A 4-speed manual transmission with synchromesh on 3rd and 4th, 4-wheel leaf spring suspension, and 4-wheel servo-assisted mechanical brakes were all common with other Rolls-Royce models. The chassis was manufactured from nickel steel, and featured a "double-dropped" layout to gain vertical space for the axles and thus keep the profiles of the cars low. The strong chassis needed no diagonal cross-bracing, and was very light in comparison to the chassis built by its contemporary competitors, weighing in at 2,510 pounds (1,140 kg) in driveable form ready for delivery to the customer's chosen coachbuilder.
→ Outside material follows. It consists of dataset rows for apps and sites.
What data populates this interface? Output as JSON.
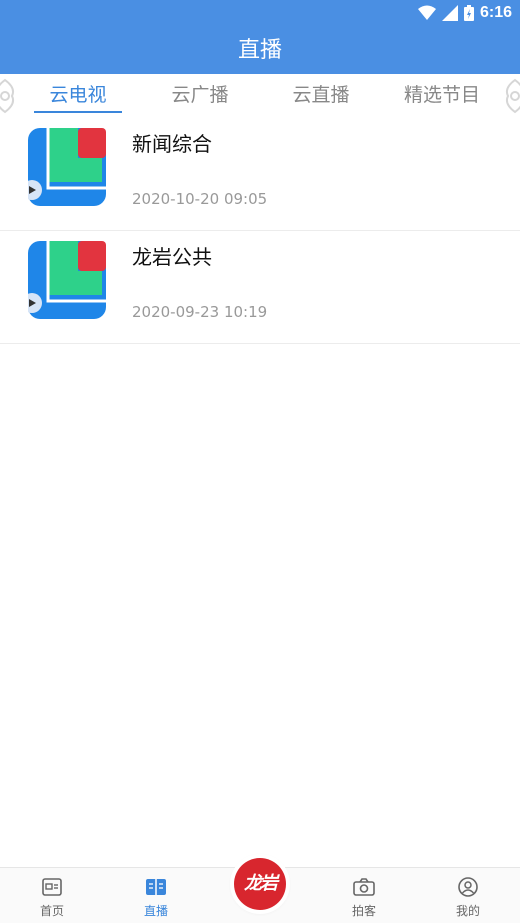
{
  "status": {
    "time": "6:16"
  },
  "header": {
    "title": "直播"
  },
  "tabs": [
    {
      "label": "云电视",
      "active": true
    },
    {
      "label": "云广播",
      "active": false
    },
    {
      "label": "云直播",
      "active": false
    },
    {
      "label": "精选节目",
      "active": false
    }
  ],
  "items": [
    {
      "title": "新闻综合",
      "time": "2020-10-20 09:05"
    },
    {
      "title": "龙岩公共",
      "time": "2020-09-23 10:19"
    }
  ],
  "bottom_nav": [
    {
      "label": "首页",
      "icon": "news-icon",
      "active": false
    },
    {
      "label": "直播",
      "icon": "book-icon",
      "active": true
    },
    {
      "label": "龙岩",
      "icon": "logo"
    },
    {
      "label": "拍客",
      "icon": "camera-icon",
      "active": false
    },
    {
      "label": "我的",
      "icon": "user-icon",
      "active": false
    }
  ],
  "colors": {
    "brand": "#4a8fe3",
    "accent": "#3a86db",
    "logo_red": "#d8262e"
  }
}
1177 3½ Litre cars were built, with about half of them being bodied by Park Ward, with the remainder "dressed" by other coachbuilders like Barker, Freestone & Webb, Gurney Nutting, Hooper, Mann Egerton, Mulliner (both Arthur and H J), Rippon, Thrupp & Maberly, James Young, Vanden Plas and Windovers in England; Figoni et Falaschi, Kellner, Saoutchik and Vanvooren in Paris; and smaller concerns elsewhere in UK and Europe.

A drophead 3½ Litre was featured in the 1963 movie From Russia with Love.[3]
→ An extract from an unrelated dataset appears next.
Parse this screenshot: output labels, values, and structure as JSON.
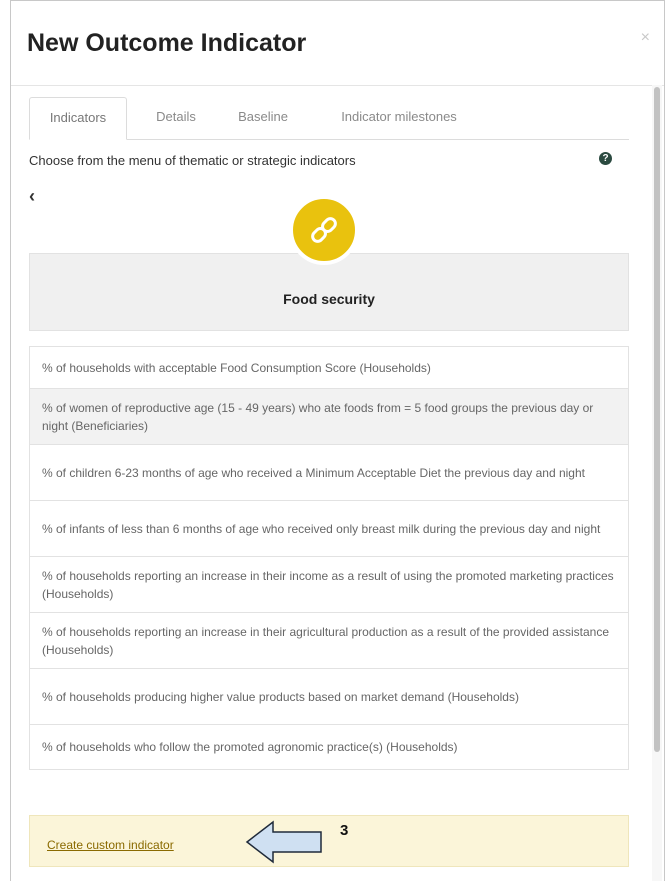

4¼-litre 4-door sports saloon 1936
4¼-litre 4-door sports saloon 1940
by Park Ward

4¼ Litre[edit]

Beginning in March, 1936, a 4¼ Litre version of the car was offered as replacement for the 3½ Litre, in order to offset the increasing weight of coachwork and maintain the car's sporting image in the face of stiff competition. The engine was bored to 3½ in (88.9 mm) for a total of 4.3 L (4257 cc/259 in³). From 1938 the MR and MX series cars featured Marles steering and an overdrive gearbox. The model was replaced in 1939 by the MkV, but some cars were still finished and delivered during 1940-1941.
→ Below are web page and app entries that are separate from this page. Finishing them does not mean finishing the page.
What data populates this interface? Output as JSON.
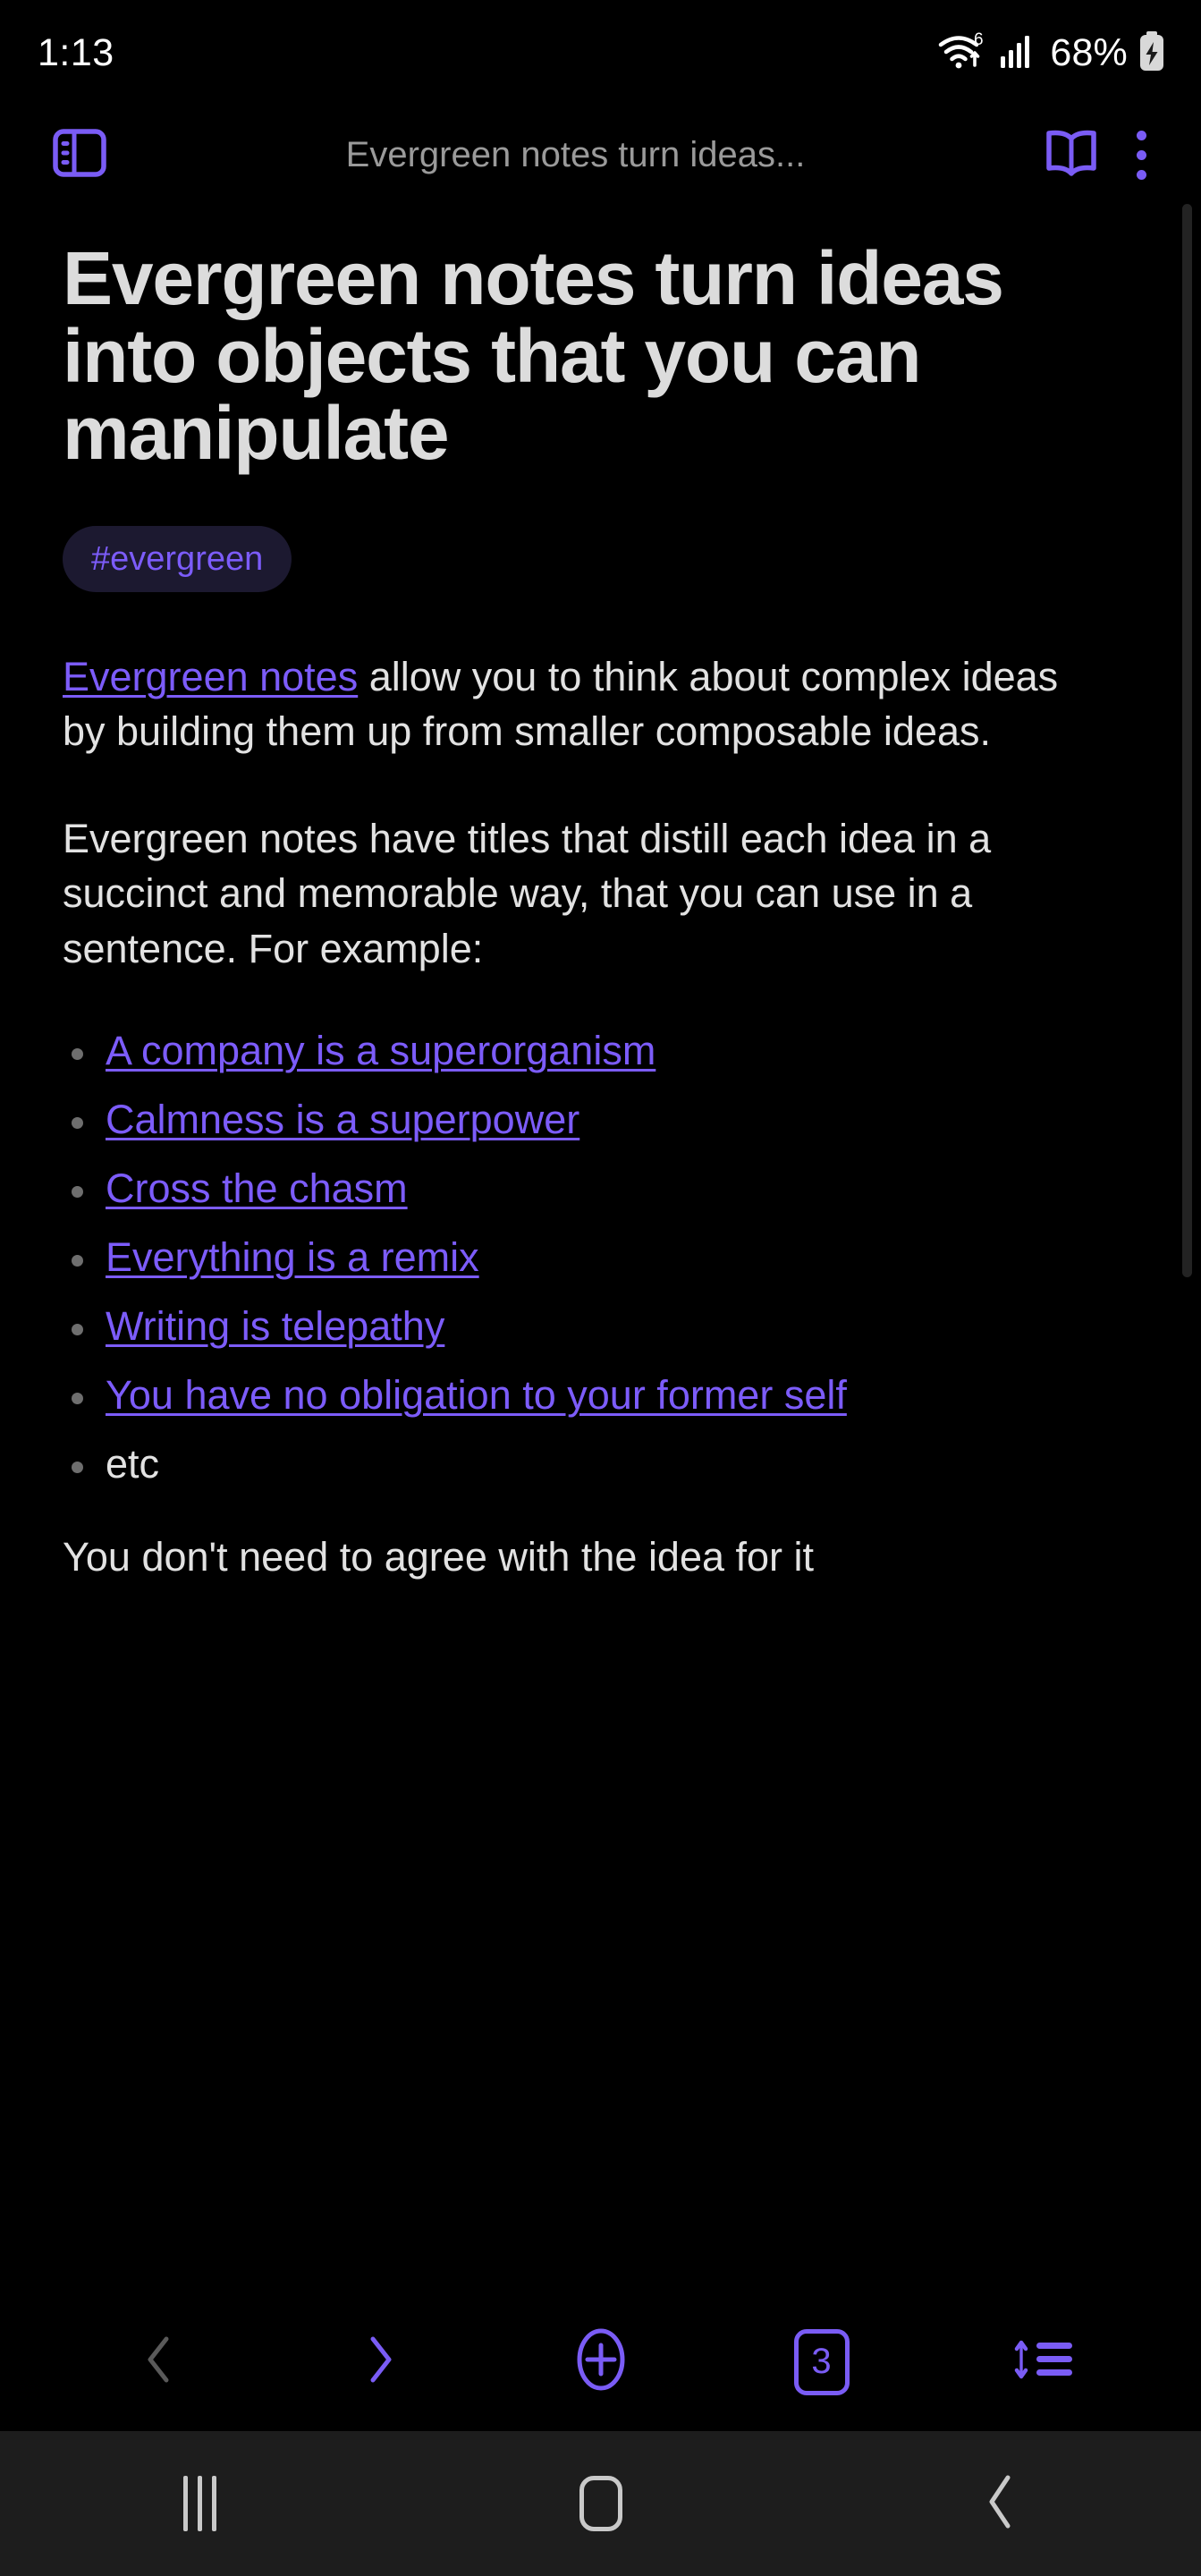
{
  "status_bar": {
    "time": "1:13",
    "wifi_icon": "wifi-6-icon",
    "wifi_generation": "6",
    "cellular_icon": "cellular-signal-icon",
    "battery_percent": "68%",
    "battery_icon": "battery-charging-icon"
  },
  "app_bar": {
    "sidebar_toggle_icon": "sidebar-panel-icon",
    "title": "Evergreen notes turn ideas...",
    "reader_icon": "open-book-icon",
    "overflow_icon": "kebab-menu-icon"
  },
  "note": {
    "title": "Evergreen notes turn ideas into objects that you can manipulate",
    "tag": "#evergreen",
    "paragraph_1_link": "Evergreen notes",
    "paragraph_1_rest": " allow you to think about complex ideas by building them up from smaller composable ideas.",
    "paragraph_2": "Evergreen notes have titles that distill each idea in a succinct and memorable way, that you can use in a sentence. For example:",
    "examples": [
      {
        "text": "A company is a superorganism",
        "is_link": true
      },
      {
        "text": "Calmness is a superpower",
        "is_link": true
      },
      {
        "text": "Cross the chasm",
        "is_link": true
      },
      {
        "text": "Everything is a remix",
        "is_link": true
      },
      {
        "text": "Writing is telepathy",
        "is_link": true
      },
      {
        "text": "You have no obligation to your former self",
        "is_link": true
      },
      {
        "text": "etc",
        "is_link": false
      }
    ],
    "paragraph_3_partial": "You don't need to agree with the idea for it"
  },
  "browser_toolbar": {
    "back_icon": "chevron-left-icon",
    "forward_icon": "chevron-right-icon",
    "new_tab_icon": "plus-circle-icon",
    "tab_count": "3",
    "menu_icon": "sort-list-icon"
  },
  "android_nav": {
    "recents_icon": "recents-icon",
    "home_icon": "home-icon",
    "back_icon": "back-chevron-icon"
  },
  "colors": {
    "background": "#000000",
    "accent_purple": "#7a5cf5",
    "link_purple": "#7c5cfa",
    "tag_background": "#1c1930",
    "body_text": "#e2e2e2",
    "title_text": "#dcdcdc",
    "appbar_title_text": "#9a9a9a",
    "disabled_icon": "#5a5a5a",
    "navbar_background": "#1d1d1d"
  }
}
1234 4¼ Litre cars were built, with Park Ward remaining the most popular coachbuilder. Many cars were bodied in steel rather than the previous, more expensive, aluminium over ash frame construction.

A Drophead 4¼ Litre was featured as James Bond's car in the 1983 movie Never Say Never Again.[4]

Famous first owners[edit]

Woolf Barnato, racing driver & former Bentley chairman (B121AE, B2DG, B6GA, B121GP)
Prince Bira, racing driver and Olympic sailor (B29GP)
Sir Malcolm Campbell, nine times World Land Speed Record holder (B141AE, B206GA, B22GA)
Billy Cotton, bandleader (B125DG)
George Eyston, three time World Land Speed Record holder (B24DG, B82GA)
E.R. Hall, racing driver and Winter Olympian (B35AE, B106GA, B216GA)
Raymond Mays, racing driver (B125DG, B24GA, B144LS)
Robert Montgomery, actor (B63DK)
Bernard Rubin, racing driver (B109CW)

Racing[edit]

4¼-litre fixed head coupé 1939
by Pourtout of Paris for André Embiricos

The Derby Bentley was not intended to be used as a racing car, unlike the earlier, pre-Rolls-Royce, cars built by W.O. Bentley. However, some examples were used for competition at an international level, including:

  • A 3½-Litre (later 4¼-Litre) raced by E.R. Hall in the RAC Tourist Trophy (TT) in Ulster in 1934, 1935 and 1936. It was the first competition car built at Rolls-Royce since the car built for Charles Rolls which he had driven to win the 1906 TT, and it was also their last.
  • Hall also raced the 4¼-Litre car at Le Mans in 1950, becoming the first man to drive solo for the entire distance of the race.
  • A 4¼-Litre with a streamlined-body by Pourtout of Paris for Greek racing driver A.M. Embiricos set a record of 115.05 mph (185.16 km/h) at Brooklands.
  • The Embiricos car also raced at Le Mans in 1949, 1950 and 1951 becoming the first car ever to have finished that event three years in succession.

Further reading[edit]

  • Alec Harvey-Bailey - Rolls-Royce - the Derby Bentleys (1984)
  • Michael Ellman-Brown - Bentley, the Silent Sports Car 1931-1941 (1989) ISBN 0-901564-33-8
  • Johnnie Green - Bentley - 50 years of the Marque (1969) ISBN 0-901564-00-1
  • Ray Roberts - Bentley Specials & Special Bentleys (1990) ISBN 0-85429-699-9
  • Michael Sedgwick and Mark Gillies - A-Z of Cars of the 1930s (1989) ISBN 1-870979-38-9

References[edit]

External links[edit]